**Raw data:**

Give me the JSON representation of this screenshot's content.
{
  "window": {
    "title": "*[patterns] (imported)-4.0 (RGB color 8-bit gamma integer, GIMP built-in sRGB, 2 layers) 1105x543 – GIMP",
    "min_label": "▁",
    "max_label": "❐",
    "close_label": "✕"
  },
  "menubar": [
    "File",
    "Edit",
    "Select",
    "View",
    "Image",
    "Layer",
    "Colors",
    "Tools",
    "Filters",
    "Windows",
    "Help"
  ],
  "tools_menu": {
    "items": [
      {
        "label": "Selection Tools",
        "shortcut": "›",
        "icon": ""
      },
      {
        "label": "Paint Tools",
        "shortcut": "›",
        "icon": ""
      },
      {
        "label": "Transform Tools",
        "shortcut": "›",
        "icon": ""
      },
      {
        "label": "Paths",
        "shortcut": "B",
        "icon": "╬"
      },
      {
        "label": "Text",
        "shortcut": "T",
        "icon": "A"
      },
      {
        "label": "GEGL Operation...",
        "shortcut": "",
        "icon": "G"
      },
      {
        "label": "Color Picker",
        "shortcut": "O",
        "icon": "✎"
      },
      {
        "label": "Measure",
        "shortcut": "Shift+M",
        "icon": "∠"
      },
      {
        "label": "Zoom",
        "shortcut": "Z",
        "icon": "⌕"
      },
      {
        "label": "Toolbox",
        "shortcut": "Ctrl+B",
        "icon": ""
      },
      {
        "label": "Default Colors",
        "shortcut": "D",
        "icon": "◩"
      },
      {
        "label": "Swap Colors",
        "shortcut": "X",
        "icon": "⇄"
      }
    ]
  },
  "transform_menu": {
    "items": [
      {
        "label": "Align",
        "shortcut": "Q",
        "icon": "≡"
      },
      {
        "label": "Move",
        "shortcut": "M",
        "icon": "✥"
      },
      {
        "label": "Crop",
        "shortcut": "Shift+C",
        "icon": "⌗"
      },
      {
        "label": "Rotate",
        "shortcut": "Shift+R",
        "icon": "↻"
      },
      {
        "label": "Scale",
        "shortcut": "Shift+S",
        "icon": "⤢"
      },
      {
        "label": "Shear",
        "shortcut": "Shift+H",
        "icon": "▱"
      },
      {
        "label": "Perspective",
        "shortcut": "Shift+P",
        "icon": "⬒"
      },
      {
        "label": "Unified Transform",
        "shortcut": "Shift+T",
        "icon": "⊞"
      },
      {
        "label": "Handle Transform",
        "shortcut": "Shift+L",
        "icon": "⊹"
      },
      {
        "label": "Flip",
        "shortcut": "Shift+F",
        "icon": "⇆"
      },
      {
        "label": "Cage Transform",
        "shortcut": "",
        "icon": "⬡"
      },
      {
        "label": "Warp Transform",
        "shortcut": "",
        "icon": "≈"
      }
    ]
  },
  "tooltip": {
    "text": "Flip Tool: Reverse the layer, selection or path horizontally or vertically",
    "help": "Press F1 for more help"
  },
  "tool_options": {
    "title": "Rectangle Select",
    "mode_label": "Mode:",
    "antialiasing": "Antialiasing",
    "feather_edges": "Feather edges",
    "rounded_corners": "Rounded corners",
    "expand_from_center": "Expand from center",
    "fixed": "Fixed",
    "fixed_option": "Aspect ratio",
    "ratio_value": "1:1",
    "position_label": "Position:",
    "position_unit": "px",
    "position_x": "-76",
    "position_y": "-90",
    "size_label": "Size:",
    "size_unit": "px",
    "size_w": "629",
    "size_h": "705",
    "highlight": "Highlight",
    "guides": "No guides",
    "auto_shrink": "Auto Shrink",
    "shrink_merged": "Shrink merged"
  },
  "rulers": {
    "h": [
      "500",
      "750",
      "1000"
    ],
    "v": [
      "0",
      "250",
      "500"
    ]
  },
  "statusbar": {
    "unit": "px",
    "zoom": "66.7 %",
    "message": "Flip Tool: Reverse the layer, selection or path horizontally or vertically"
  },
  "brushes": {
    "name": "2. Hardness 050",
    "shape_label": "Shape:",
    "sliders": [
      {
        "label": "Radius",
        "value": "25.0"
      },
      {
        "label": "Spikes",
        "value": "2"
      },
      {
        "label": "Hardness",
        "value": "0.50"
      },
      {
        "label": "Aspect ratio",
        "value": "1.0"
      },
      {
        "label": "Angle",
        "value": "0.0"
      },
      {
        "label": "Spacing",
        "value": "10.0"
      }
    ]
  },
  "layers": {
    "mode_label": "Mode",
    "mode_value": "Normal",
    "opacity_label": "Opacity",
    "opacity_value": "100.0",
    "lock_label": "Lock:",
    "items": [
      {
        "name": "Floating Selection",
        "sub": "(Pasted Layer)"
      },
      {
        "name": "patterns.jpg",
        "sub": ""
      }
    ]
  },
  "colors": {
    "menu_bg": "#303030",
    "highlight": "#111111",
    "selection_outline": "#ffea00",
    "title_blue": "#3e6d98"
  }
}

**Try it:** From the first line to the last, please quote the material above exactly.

**Solution:**
Give me the JSON representation of this screenshot's content.
{
  "window": {
    "title": "*[patterns] (imported)-4.0 (RGB color 8-bit gamma integer, GIMP built-in sRGB, 2 layers) 1105x543 – GIMP",
    "min_label": "▁",
    "max_label": "❐",
    "close_label": "✕"
  },
  "menubar": [
    "File",
    "Edit",
    "Select",
    "View",
    "Image",
    "Layer",
    "Colors",
    "Tools",
    "Filters",
    "Windows",
    "Help"
  ],
  "tools_menu": {
    "items": [
      {
        "label": "Selection Tools",
        "shortcut": "›",
        "icon": ""
      },
      {
        "label": "Paint Tools",
        "shortcut": "›",
        "icon": ""
      },
      {
        "label": "Transform Tools",
        "shortcut": "›",
        "icon": ""
      },
      {
        "label": "Paths",
        "shortcut": "B",
        "icon": "╬"
      },
      {
        "label": "Text",
        "shortcut": "T",
        "icon": "A"
      },
      {
        "label": "GEGL Operation...",
        "shortcut": "",
        "icon": "G"
      },
      {
        "label": "Color Picker",
        "shortcut": "O",
        "icon": "✎"
      },
      {
        "label": "Measure",
        "shortcut": "Shift+M",
        "icon": "∠"
      },
      {
        "label": "Zoom",
        "shortcut": "Z",
        "icon": "⌕"
      },
      {
        "label": "Toolbox",
        "shortcut": "Ctrl+B",
        "icon": ""
      },
      {
        "label": "Default Colors",
        "shortcut": "D",
        "icon": "◩"
      },
      {
        "label": "Swap Colors",
        "shortcut": "X",
        "icon": "⇄"
      }
    ]
  },
  "transform_menu": {
    "items": [
      {
        "label": "Align",
        "shortcut": "Q",
        "icon": "≡"
      },
      {
        "label": "Move",
        "shortcut": "M",
        "icon": "✥"
      },
      {
        "label": "Crop",
        "shortcut": "Shift+C",
        "icon": "⌗"
      },
      {
        "label": "Rotate",
        "shortcut": "Shift+R",
        "icon": "↻"
      },
      {
        "label": "Scale",
        "shortcut": "Shift+S",
        "icon": "⤢"
      },
      {
        "label": "Shear",
        "shortcut": "Shift+H",
        "icon": "▱"
      },
      {
        "label": "Perspective",
        "shortcut": "Shift+P",
        "icon": "⬒"
      },
      {
        "label": "Unified Transform",
        "shortcut": "Shift+T",
        "icon": "⊞"
      },
      {
        "label": "Handle Transform",
        "shortcut": "Shift+L",
        "icon": "⊹"
      },
      {
        "label": "Flip",
        "shortcut": "Shift+F",
        "icon": "⇆"
      },
      {
        "label": "Cage Transform",
        "shortcut": "",
        "icon": "⬡"
      },
      {
        "label": "Warp Transform",
        "shortcut": "",
        "icon": "≈"
      }
    ]
  },
  "tooltip": {
    "text": "Flip Tool: Reverse the layer, selection or path horizontally or vertically",
    "help": "Press F1 for more help"
  },
  "tool_options": {
    "title": "Rectangle Select",
    "mode_label": "Mode:",
    "antialiasing": "Antialiasing",
    "feather_edges": "Feather edges",
    "rounded_corners": "Rounded corners",
    "expand_from_center": "Expand from center",
    "fixed": "Fixed",
    "fixed_option": "Aspect ratio",
    "ratio_value": "1:1",
    "position_label": "Position:",
    "position_unit": "px",
    "position_x": "-76",
    "position_y": "-90",
    "size_label": "Size:",
    "size_unit": "px",
    "size_w": "629",
    "size_h": "705",
    "highlight": "Highlight",
    "guides": "No guides",
    "auto_shrink": "Auto Shrink",
    "shrink_merged": "Shrink merged"
  },
  "rulers": {
    "h": [
      "500",
      "750",
      "1000"
    ],
    "v": [
      "0",
      "250",
      "500"
    ]
  },
  "statusbar": {
    "unit": "px",
    "zoom": "66.7 %",
    "message": "Flip Tool: Reverse the layer, selection or path horizontally or vertically"
  },
  "brushes": {
    "name": "2. Hardness 050",
    "shape_label": "Shape:",
    "sliders": [
      {
        "label": "Radius",
        "value": "25.0"
      },
      {
        "label": "Spikes",
        "value": "2"
      },
      {
        "label": "Hardness",
        "value": "0.50"
      },
      {
        "label": "Aspect ratio",
        "value": "1.0"
      },
      {
        "label": "Angle",
        "value": "0.0"
      },
      {
        "label": "Spacing",
        "value": "10.0"
      }
    ]
  },
  "layers": {
    "mode_label": "Mode",
    "mode_value": "Normal",
    "opacity_label": "Opacity",
    "opacity_value": "100.0",
    "lock_label": "Lock:",
    "items": [
      {
        "name": "Floating Selection",
        "sub": "(Pasted Layer)"
      },
      {
        "name": "patterns.jpg",
        "sub": ""
      }
    ]
  },
  "colors": {
    "menu_bg": "#303030",
    "highlight": "#111111",
    "selection_outline": "#ffea00",
    "title_blue": "#3e6d98"
  }
}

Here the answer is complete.